In the year 2025, there will be plenty of vehicles driving around the United States. If their average fuel economy is 56.2 MPG and if the "rebound effect" isn't a serious factor, then total greenhouse gas emissions from U.S transportation will decline and this would be very good. Rather than relying on rising gasoline taxes and fear of Peak Oil to bring about this increase in fuel economy, the Obama Administration seeks to achieve this fleet composition shift through much tighter CAFE Standards.
The NY Times reports that car makers admit that they know how to make these cars but even with gas priced at $4 per gallon they do not believe that drivers want to drive these cars.
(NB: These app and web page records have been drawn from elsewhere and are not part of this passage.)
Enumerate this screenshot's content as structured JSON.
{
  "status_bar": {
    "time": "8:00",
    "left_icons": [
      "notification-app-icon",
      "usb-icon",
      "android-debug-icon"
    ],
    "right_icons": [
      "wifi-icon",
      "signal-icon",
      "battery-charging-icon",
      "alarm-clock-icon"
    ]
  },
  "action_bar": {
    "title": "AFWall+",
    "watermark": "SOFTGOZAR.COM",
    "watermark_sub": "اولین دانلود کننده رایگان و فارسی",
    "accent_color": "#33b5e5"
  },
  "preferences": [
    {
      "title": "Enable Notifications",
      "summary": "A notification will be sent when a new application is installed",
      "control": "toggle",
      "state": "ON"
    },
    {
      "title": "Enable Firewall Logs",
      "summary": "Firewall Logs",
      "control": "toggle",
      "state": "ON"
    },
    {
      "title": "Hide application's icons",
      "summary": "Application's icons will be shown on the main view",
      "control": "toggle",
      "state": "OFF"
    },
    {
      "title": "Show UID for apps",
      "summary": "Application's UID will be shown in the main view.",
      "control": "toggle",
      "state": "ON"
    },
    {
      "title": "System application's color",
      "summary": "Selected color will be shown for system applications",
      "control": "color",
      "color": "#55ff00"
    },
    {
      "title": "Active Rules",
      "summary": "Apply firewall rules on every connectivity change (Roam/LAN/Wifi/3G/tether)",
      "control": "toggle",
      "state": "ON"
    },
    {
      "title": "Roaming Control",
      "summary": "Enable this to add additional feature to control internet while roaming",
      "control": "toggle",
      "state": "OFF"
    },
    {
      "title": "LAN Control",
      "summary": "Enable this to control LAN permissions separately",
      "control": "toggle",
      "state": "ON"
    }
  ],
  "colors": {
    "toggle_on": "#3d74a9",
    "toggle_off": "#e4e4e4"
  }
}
An interesting issue arises. Do you respect consumer sovereignty or not? For profit firms will cater to the demands of their potential customers. It is true that if the price of gas were $10 per gallon, these households would be more likely to want smaller, more fuel efficient vehicles.
A sharp increase in CAFE standards will deny many purchasers of large fuel inefficient vehicles from being able to buy vehicles they want. This will lead to GHG reductions but it will cost these households well being and it will lead to higher prices of used large vehicles as buyers seek out older vehicles that have the size that they can no longer buy on the new car market.
Consider this quote below; some politicians view private vehicles as perfect substitutes (a mile of driving a Mercedes = a mile of driving a Toyota Tercel) --- under this view --- smaller more fuel efficient vehicles offer a "free lunch" because they have lower GHG and higher MPG and thus save households $ in terms of long run operating expenses.
"Green Technology: Do these economic issues supersede our environmental goals?
Sen. Fran Pavely: No. The record shows that strong environmental laws like AB 32 and AB 1493, two of my favorites, actually provide a stimulus to the economy. I remember Governor Schwarzenegger’s statement back on World Environment Day in June 2005. He said it isn’t a choice between the environment and the economy. You can have a strong economy and a healthy environment. That’s still true.
There’s a perfect example of this with AB 1493, the Clean Car Law. The regulations may result in a slight increase in the cost of vehicles, but consumers will recoup the money within two to three years because of reduced operating costs. This will also reduce our dependence on foreign oil and we’ll have cleaner, lower-emissions vehicles as well. Anyone who keeps a car longer than a few years will make money on the deal. We’re finding the same thing with energy efficiency. The public gets it."source